The lead article in the Courier Mail titled “We’re Going Totally Wild” deserves some consideration. Queensland is endowed with wonderful national parks, the prime purpose of which is to preserve the plants and animals that are contained within. NPAQ fully supports the notion that that national parks are important for humans but believes activities should be compatible with the purpose of nature conservation.
A large amount of work goes into assessing and declaring national parks initially and then managing threats/ maintaining populations of native plants and animals. It is well established that national parks do not encompass all types of native plants and animals in Queensland yet the state is particularly rich in diversity. It is also well understood that protected areas are the best means of ensuring survival of native species.
Of the 1,727,000 square kilometers of the state approximately 6% is protected by strong legislation such as that applying to national parks. Let’s think about this – over 1,600,000 square kilometers of the state is available for our activities- agriculture, mining, urban development and so on and around 100,000 is available for native plants and animals.
In the article of the 23rd of December a number of comments are attributed to Brett Godfrey, the Chair of Tourism and Events Queensland. Below are responses:
“Queensland is not cashing in on the stunning destinations”; Kate Jones in October 2017 said that tourism contributes $25 Billion to the state economy and employs some 225,000 Queenslanders. It is well known that the reef, the Whitsundays, Fraser Island Lamington national park and other locations already receive many of these visitors. It seems that the desire is to cash in even more.
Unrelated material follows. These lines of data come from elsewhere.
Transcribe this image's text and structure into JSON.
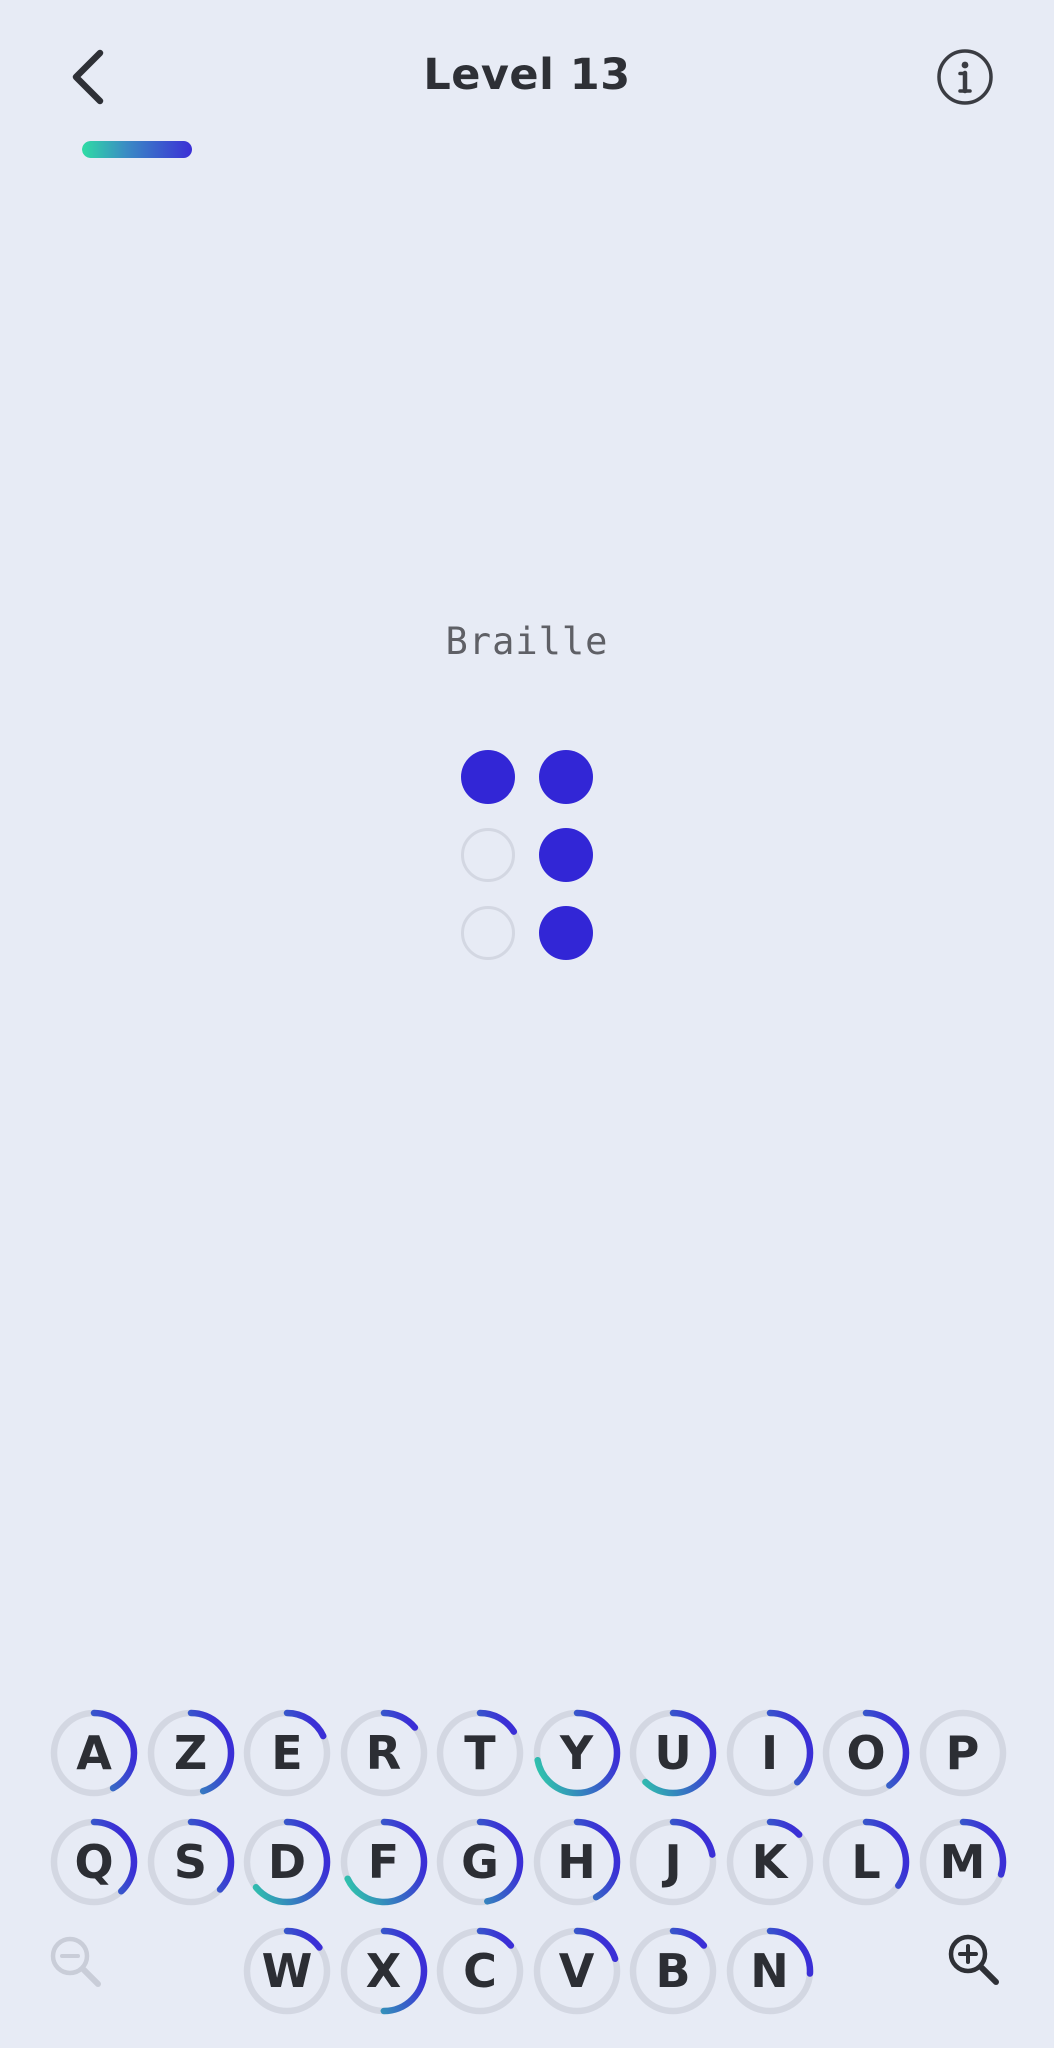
{
  "header": {
    "title": "Level 13",
    "back_icon": "chevron-left-icon",
    "info_icon": "info-icon"
  },
  "progress": {
    "fraction": 0.33
  },
  "cipher": {
    "label": "Braille",
    "dots": [
      true,
      false,
      false,
      true,
      true,
      true
    ]
  },
  "colors": {
    "background": "#e7ebf5",
    "dot_filled": "#3226d6",
    "dot_empty_border": "#d3d7e2",
    "ring_track": "#d3d7e2",
    "ring_start": "#2fd3a8",
    "ring_end": "#3b2fd6"
  },
  "keyboard": {
    "rows": [
      [
        {
          "letter": "A",
          "progress": 0.42
        },
        {
          "letter": "Z",
          "progress": 0.45
        },
        {
          "letter": "E",
          "progress": 0.18
        },
        {
          "letter": "R",
          "progress": 0.14
        },
        {
          "letter": "T",
          "progress": 0.16
        },
        {
          "letter": "Y",
          "progress": 0.72
        },
        {
          "letter": "U",
          "progress": 0.62
        },
        {
          "letter": "I",
          "progress": 0.38
        },
        {
          "letter": "O",
          "progress": 0.4
        },
        {
          "letter": "P",
          "progress": 0.0
        }
      ],
      [
        {
          "letter": "Q",
          "progress": 0.38
        },
        {
          "letter": "S",
          "progress": 0.37
        },
        {
          "letter": "D",
          "progress": 0.64
        },
        {
          "letter": "F",
          "progress": 0.68
        },
        {
          "letter": "G",
          "progress": 0.47
        },
        {
          "letter": "H",
          "progress": 0.42
        },
        {
          "letter": "J",
          "progress": 0.22
        },
        {
          "letter": "K",
          "progress": 0.13
        },
        {
          "letter": "L",
          "progress": 0.35
        },
        {
          "letter": "M",
          "progress": 0.3
        }
      ],
      [
        {
          "letter": "W",
          "progress": 0.15
        },
        {
          "letter": "X",
          "progress": 0.5
        },
        {
          "letter": "C",
          "progress": 0.14
        },
        {
          "letter": "V",
          "progress": 0.2
        },
        {
          "letter": "B",
          "progress": 0.14
        },
        {
          "letter": "N",
          "progress": 0.26
        }
      ]
    ],
    "zoom_out_icon": "zoom-out-icon",
    "zoom_in_icon": "zoom-in-icon"
  }
}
The state’s 2016 Ecotourism Development Tool Kit indicates that “experiences are managed to ensure that they are ecologically, economically and socially sustainable”. It is imperative that we think more broadly than cash and be specific about what socially and ecologically sustainable means in practice.
“We do not have one person who can sleep in a bed in a national park in Queensland.” This seems to ignore that visitors can take into national parks bedding for their own use. Is this such a bad thing? In addition, there is adequate and often high standard accommodation in close proximity to parks. Surely we are doing ok to be able to sleep in substantial beds in the other 1,600,000 square kilometers of the state.
“…. a push to help the state reclaim its mantle as Australia’s tourism capital” If this is the objective has the electorate indicated its support? Aiming to be the biggest is rather shallow and seems to ignore that which would be sustainable in the long term.
” No one says New Zealand has really buggered up their national parks by opening tourism.” Firstly really buggering up an area is a low benchmark. Secondly, a comparison with New Zealand is not valid- Australia is one of the most bio diverse countries with more species of mammals, birds, reptiles and amphibians than 95% of countries. Thirdly, a cursory examination of the literature reveals an example of an 80 km mountain bike trail being located at Old Ghost Road in the South Island of New Zealand. Risks being created by the track and accommodation are greater access for dogs which prey on the endangered Kiwi and the spread of an invasive weed Didymo ( Bevan Chigwell, Earth Island Journal, October, 2015). Tourism and Events Queensland should fund an objective assessment of the risks and benefits of ecotourism developments before pursuing any in Queensland.
“The adventure tourism market is the fastest growing tourism sector in the world and we have some of the best national parks in the world but we are not taking advantage of it.” This needs to be explained as adventure means many things to many people. For example being in a wilderness( without man-made structures) and appreciating its unique qualities can be an adventure.
We’re going totally wild or are we simply continuing to be totally greedy? Our new government has an opportunity to implement controls on land clearing and also to place greater value on our national parks. Before adding further threats to our parks let’s focus on what is required to ensure adequate protection for the state’s biodiversity and how parks can be showcased without impacting biodiversity values.
To help us keep conservation at the heart of our national parks